In our current remote-working environment, email has become more important than ever. My own inbox has become increasingly the target of all kinds of “marketing” emails; people trying to sell me things I’m not sure I need, and insisting that they can solve all my problems.
(More on that topic in another post.)
One caught my eye today, though. Because of what I do, I’m pretty keen on what makes a good solution provider. In fact, I’ve toyed with the idea of starting a clearinghouse for customers to share their stories, both positive and not-so-much, about their buying experiences with various suppliers.
So, imagine my delight when I received an invitation to a survey to provide exactly that, from a firm I’ve never heard of.
Here’s the rub: in the email, there was a link: “Take the survey”. Now, I’m well aware of the dangers of malware and phishing, so I never, ever click on links in unsolicited emails.
But so many companies, many of whom should know better, do exactly that: they lob out emails to the wide world, inviting the recipient to “click here” to take surveys, to learn more, to whatever.
Probably not an effective strategy, in my opinion.
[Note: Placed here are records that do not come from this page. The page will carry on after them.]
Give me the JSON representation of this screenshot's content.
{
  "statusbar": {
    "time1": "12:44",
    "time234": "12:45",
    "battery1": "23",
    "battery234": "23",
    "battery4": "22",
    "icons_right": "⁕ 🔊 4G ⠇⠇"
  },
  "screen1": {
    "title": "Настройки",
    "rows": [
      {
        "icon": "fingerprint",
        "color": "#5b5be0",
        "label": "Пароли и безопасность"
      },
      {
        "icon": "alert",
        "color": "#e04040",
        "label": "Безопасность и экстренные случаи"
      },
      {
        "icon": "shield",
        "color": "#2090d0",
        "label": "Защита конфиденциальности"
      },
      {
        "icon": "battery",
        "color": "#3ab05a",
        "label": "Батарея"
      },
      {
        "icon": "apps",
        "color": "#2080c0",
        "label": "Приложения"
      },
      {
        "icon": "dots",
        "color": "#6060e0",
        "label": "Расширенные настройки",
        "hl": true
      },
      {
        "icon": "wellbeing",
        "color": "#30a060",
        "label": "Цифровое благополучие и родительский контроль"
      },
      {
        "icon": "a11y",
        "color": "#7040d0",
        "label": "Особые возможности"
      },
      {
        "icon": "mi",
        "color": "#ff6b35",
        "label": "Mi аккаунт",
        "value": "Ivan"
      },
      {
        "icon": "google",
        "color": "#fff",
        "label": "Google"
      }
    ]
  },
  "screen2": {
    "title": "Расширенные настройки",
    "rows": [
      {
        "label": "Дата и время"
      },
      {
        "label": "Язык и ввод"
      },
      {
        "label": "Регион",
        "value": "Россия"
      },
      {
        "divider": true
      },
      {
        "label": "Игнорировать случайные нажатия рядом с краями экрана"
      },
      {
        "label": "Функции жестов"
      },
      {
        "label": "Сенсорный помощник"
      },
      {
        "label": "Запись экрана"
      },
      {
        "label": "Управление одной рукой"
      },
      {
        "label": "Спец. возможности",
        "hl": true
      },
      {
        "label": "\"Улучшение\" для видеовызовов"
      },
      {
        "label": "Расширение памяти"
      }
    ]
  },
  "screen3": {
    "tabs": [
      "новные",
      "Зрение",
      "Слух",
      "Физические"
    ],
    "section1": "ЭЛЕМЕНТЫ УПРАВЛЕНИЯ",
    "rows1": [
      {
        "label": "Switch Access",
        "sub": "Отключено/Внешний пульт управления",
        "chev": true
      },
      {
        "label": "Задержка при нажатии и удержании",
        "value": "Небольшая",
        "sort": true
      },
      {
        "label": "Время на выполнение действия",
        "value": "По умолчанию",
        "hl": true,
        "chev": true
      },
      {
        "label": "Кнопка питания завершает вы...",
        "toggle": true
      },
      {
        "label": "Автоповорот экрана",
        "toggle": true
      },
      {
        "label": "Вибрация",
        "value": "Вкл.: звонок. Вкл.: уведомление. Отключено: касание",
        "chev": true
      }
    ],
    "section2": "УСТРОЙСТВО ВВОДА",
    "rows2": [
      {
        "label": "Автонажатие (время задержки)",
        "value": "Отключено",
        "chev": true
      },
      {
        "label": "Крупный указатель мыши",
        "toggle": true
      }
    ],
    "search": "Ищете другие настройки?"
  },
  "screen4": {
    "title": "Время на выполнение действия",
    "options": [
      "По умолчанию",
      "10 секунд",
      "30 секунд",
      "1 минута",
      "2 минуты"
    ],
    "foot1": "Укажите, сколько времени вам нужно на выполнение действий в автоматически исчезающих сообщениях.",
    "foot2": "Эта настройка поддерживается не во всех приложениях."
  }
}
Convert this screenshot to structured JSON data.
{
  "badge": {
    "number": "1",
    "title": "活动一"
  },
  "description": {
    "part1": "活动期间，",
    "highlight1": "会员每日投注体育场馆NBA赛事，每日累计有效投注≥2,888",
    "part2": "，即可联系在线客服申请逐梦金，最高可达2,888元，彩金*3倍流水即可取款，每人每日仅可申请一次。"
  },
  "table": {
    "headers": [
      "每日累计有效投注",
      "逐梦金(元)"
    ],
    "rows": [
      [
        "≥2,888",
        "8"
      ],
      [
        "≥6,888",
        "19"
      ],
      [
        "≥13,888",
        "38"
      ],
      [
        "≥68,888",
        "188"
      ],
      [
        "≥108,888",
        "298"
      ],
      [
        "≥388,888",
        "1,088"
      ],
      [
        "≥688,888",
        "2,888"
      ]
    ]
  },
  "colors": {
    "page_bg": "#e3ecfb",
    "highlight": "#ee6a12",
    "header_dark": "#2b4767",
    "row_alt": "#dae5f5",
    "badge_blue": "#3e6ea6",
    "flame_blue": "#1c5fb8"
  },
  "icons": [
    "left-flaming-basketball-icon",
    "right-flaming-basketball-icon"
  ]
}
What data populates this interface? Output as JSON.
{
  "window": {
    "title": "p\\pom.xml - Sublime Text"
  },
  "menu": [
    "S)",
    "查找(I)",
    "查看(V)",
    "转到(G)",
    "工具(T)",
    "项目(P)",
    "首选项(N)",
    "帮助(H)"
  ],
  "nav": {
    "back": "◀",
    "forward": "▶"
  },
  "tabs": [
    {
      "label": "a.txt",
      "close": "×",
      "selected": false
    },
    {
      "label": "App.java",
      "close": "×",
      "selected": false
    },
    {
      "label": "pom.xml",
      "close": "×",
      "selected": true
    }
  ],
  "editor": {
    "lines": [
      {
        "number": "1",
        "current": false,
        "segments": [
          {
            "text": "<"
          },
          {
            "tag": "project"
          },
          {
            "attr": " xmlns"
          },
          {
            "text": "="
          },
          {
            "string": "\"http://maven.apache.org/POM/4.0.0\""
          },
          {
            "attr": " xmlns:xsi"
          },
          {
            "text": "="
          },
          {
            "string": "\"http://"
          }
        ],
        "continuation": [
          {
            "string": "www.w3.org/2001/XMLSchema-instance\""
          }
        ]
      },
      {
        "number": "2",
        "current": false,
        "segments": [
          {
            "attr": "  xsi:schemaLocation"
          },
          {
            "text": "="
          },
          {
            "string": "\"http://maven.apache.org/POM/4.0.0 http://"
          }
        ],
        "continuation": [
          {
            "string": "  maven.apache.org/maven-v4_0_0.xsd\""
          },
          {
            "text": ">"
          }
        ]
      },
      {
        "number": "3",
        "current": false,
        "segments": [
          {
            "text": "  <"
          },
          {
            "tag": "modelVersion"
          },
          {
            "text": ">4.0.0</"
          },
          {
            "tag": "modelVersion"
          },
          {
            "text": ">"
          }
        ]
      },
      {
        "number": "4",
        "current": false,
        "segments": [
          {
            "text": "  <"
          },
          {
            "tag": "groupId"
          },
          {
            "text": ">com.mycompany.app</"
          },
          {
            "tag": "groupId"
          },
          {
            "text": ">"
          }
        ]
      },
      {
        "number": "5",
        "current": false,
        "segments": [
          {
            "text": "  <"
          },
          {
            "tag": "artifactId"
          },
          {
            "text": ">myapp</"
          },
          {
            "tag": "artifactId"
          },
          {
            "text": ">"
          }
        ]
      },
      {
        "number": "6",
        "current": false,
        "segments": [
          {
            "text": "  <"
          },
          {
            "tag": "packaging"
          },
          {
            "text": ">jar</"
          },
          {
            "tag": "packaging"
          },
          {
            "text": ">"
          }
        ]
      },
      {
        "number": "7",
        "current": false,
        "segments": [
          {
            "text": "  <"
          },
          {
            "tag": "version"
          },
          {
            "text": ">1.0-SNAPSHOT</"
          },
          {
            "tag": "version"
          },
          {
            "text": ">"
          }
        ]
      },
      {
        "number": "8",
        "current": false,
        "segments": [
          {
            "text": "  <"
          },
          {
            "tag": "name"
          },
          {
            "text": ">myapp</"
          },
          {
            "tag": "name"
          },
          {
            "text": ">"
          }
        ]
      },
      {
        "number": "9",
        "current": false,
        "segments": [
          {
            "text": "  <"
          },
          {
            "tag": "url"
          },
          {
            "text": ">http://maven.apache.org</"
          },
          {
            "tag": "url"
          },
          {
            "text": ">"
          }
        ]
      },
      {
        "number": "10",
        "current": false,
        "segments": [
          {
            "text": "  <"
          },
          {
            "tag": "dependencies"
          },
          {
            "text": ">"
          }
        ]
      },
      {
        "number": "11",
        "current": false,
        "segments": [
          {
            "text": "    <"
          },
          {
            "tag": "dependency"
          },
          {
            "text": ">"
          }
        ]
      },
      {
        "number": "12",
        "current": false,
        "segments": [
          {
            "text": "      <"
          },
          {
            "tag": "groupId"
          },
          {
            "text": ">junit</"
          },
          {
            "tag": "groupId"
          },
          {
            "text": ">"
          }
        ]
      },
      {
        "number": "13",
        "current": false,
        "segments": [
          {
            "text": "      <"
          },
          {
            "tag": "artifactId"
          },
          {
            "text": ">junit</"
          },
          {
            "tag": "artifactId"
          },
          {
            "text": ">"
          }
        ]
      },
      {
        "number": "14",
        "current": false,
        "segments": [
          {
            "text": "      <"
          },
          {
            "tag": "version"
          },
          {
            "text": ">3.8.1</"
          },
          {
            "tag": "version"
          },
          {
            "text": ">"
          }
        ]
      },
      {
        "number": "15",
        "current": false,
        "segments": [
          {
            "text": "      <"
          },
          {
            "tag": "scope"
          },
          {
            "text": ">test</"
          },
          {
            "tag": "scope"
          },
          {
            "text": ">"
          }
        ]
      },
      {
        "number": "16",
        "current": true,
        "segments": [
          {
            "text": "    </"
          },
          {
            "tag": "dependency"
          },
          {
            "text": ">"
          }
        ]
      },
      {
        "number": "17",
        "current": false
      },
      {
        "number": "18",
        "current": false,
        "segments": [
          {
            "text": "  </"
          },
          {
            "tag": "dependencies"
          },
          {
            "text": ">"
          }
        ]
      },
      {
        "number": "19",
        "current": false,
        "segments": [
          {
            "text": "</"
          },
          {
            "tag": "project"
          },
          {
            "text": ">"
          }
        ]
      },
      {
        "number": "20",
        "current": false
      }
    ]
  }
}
So, before you shoot out that email blast with “click here” links all over the place, take a moment to alert your intended recipient that you’re sending them an invitation, with links, so that they’ll be expecting it. Doing so takes more time, but makes your recipient feel as though you’re really interested in them.
As with any communication, the key is to understand your audience. It’s really worth the extra time, I promise.